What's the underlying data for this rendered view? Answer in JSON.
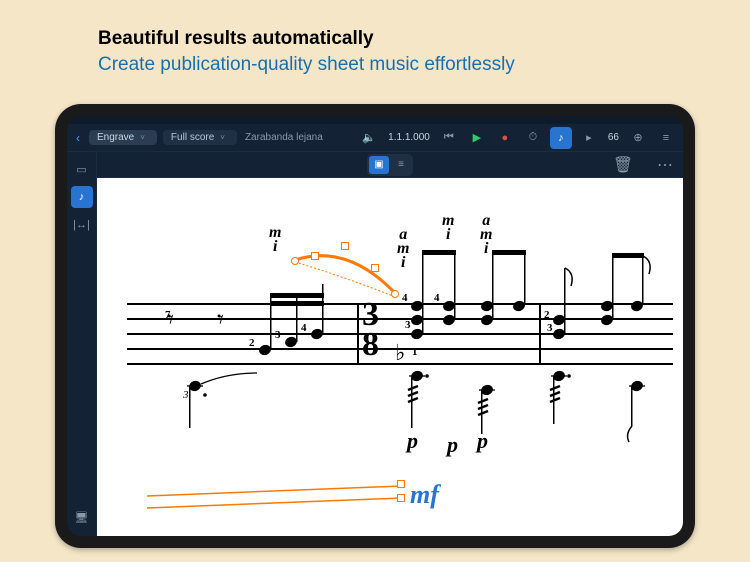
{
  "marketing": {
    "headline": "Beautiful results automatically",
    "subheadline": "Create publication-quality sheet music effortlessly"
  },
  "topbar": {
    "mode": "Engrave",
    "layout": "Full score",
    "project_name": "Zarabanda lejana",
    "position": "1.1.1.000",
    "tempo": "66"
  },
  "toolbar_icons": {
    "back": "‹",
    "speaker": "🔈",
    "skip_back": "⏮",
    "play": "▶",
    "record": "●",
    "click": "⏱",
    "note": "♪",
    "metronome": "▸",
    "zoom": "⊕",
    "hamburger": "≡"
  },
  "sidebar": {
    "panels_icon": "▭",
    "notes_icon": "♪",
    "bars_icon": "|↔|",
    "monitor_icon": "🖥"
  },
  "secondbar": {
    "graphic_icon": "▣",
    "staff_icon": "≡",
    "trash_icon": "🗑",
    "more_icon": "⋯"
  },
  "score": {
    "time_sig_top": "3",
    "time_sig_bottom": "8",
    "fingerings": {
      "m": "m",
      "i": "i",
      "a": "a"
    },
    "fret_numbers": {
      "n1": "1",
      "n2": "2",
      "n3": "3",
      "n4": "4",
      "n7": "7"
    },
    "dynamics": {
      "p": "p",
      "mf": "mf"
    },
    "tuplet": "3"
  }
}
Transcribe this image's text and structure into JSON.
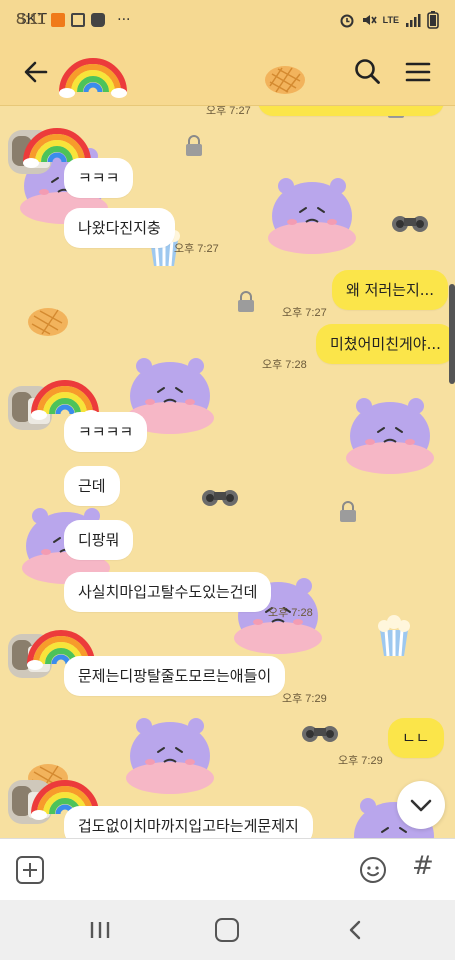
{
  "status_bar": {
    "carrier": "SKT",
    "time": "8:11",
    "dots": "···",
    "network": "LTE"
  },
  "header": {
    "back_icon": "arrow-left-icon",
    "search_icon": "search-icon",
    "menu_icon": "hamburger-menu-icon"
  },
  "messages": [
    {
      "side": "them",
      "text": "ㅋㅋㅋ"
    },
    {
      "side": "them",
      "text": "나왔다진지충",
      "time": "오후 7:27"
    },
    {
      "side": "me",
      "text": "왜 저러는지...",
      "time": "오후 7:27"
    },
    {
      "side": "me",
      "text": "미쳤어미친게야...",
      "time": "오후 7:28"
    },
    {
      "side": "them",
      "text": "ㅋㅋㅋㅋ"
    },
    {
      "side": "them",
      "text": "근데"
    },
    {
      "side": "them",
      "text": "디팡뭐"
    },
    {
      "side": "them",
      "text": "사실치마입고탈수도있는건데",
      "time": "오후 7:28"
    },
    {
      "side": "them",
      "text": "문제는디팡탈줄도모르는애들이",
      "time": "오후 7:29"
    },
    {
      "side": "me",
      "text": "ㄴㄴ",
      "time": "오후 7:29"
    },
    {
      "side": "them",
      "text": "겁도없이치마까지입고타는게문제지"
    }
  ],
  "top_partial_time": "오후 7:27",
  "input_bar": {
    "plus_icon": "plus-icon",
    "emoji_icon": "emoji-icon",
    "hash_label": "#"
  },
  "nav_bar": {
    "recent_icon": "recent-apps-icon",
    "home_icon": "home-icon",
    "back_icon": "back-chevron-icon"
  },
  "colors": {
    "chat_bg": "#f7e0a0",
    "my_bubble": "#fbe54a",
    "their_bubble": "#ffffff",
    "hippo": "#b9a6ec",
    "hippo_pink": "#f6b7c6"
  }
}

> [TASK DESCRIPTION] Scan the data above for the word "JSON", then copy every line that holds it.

> [EXPECTED ANSWER]
What's the underlying data for this rendered view? Answer in JSON.
Transcribe this image's text and structure into JSON.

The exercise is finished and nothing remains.